Mississippi State

Nick Fitzgerald is budding star at quarterback and new defensive coordinator Todd Grantham is excited about having seven JUCOs to work with on his side of the ball. This is one of those trendy sleeper picks, but we need to see more from Fitzgerald's arm, better defensive chemistry and see them survive a road schedule that includes Georgia, Auburn, Texas A&M and Arkansas.

Arkansas

We really don't know what to make of the Razorbacks. The passing game lost four of its top pass-catchers, and that defense is still a mess. Paul Rhoads replaced Robb Smith as defensive coordinator after coaching the secondary last year, but not even he can immediately transform a defense that surrendered 482.9 yards per game, 7.9 yards per play and 37.3 PPG in league play last season.

Kentucky

Mark Stoops and his Wildcats finally got over the five-win hump to make it to a bowl game in 2016. They even upset Louisville and Heisman Trophy winner Lamar Jackson for fun. This team is interesting because the offense should be fun to watch, but that defense still concerns us. You just can't win in the SEC if you don't sack the quarterback or if you allow conference opponents to average more than 200 rushing yards.

Texas A&M

Oh, man. We've been bitten too much by the Aggies. Those 5-0 starts and 8-5 finishes were painful, but last year's 6-0 start and 8-5 finish was the last straw. Outside of having yet again a new quarterback, some new pieces at receiver and losing the heart and soul of the front seven, Texas A&M isn't winning the SEC because it just can't win in the month of November. The Aggies are 7-9 over the past four Novembers.

Georgia

Hey, these Bulldogs are the early popular pick to win the SEC East. Kirby Smart returns 10 defensive starters, has one of the best running back combos in Nick Chubb and Sony Michel, and Jacob Eason appears to be a star at quarterback. However, that offensive line is still an issue, and no receiver has stood out as a consistent go-to threat. Eason's decision-making scares us too much, right now.

LSU

There's still a lot of talent in Baton Rouge, but you better believe that the jury is still very much out on Ed Orgeron being a head coach at this level. It didn't work out at Ole Miss, and while he's certainly a different person and coach since then, he went from journeyman defensive line coach to the head coach at LSU.

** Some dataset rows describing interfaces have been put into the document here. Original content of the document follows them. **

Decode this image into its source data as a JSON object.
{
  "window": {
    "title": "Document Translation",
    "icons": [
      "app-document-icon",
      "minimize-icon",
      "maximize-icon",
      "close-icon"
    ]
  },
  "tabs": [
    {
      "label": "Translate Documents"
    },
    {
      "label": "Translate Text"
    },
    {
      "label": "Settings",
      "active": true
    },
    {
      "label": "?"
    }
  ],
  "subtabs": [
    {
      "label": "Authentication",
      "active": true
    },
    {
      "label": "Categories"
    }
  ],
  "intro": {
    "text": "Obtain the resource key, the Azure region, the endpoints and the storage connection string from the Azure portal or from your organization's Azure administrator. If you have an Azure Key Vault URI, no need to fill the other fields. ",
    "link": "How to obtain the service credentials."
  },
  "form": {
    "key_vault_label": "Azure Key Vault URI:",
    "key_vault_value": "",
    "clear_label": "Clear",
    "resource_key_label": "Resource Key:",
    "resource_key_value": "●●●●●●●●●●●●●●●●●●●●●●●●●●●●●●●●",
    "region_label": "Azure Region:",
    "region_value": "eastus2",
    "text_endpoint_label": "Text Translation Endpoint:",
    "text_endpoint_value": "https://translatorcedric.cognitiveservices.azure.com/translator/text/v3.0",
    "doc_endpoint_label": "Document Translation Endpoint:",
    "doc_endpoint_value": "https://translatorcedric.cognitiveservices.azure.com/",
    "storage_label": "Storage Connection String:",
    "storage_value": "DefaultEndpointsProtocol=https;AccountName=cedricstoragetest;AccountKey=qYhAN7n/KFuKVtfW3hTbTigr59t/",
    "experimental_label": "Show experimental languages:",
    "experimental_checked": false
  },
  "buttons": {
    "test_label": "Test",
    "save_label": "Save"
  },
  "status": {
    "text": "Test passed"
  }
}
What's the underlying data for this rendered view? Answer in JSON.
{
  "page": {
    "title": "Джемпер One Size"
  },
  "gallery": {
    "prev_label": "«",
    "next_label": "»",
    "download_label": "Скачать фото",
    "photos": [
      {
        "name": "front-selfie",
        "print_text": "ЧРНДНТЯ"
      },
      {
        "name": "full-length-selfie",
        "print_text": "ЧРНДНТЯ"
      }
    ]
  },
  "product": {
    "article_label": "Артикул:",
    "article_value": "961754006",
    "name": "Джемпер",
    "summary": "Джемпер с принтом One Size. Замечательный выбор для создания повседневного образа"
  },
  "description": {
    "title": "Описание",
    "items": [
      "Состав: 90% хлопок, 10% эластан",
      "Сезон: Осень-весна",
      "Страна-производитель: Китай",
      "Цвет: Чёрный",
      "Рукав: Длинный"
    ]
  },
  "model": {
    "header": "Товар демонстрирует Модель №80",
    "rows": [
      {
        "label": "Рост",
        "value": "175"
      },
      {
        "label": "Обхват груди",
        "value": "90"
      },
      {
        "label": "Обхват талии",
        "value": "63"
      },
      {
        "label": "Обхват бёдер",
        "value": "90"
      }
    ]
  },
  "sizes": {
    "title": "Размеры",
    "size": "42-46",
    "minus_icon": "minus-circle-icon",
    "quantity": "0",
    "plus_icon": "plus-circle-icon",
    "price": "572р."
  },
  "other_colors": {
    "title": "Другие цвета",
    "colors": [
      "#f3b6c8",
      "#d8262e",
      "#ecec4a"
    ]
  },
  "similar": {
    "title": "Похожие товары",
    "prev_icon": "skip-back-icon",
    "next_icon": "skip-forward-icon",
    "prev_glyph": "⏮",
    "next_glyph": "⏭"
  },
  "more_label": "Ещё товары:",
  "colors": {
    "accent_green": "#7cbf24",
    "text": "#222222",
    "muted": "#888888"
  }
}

Auburn

We've seen this all before: Gus Malzahn has a hotshot quarterback, and the defense should be one of the league's best. Last time Auburn was in this situation, the Tigers went 7-6 in 2015 and won just two league games. It's hard not to like this Auburn team, but do the Tigers have the clutch gene? And can Malzahn stop Alabama? Chris Davis ain't sprinting through that door, folks.

Tennessee

Why aim to be SEC champs when another Champions of Life title is on the line? OK, OK, that was petty. But you know you were thinking it, too. Seriously, Tennessee is embracing the underdog role, but that offense is littered with questions. New starting quarterback, offensive line issues, new starting running back, and the search for a go-to receiver are just some of the complications facing the Vols.

Florida

The Gators might have won back-to-back SEC titles, but get ready to hear about why they won't make it three in a row. Florida is in searching of another starting quarterback, but after using two stop-gap QBs in 2016, Jim McElwain might find the present and future in Feleipe Franks or Kyle Trask. Neither one has taken a collegiate snap. Until this offense takes off, the Gators won't win in Atlanta.

Alabama

What stops Alabama's reign of terror over the SEC is the fact that the Crimson Tide lost six very important starters to its defense. Jonathan Allen, Tim Williams, Reuben Foster and Ryan Anderson accounted for 33.5 of Alabama's 54. 5 sacks last year (61.5 percent) and 64 of Alabama's 118 TFLs (54.2 percent) from last season. That's a ton of production, and it'll catch up to the Tide this year. So will Jalen Hurts' inconsistency throwing the football, which became even more evident in the Tide's last three games of the 2016 season.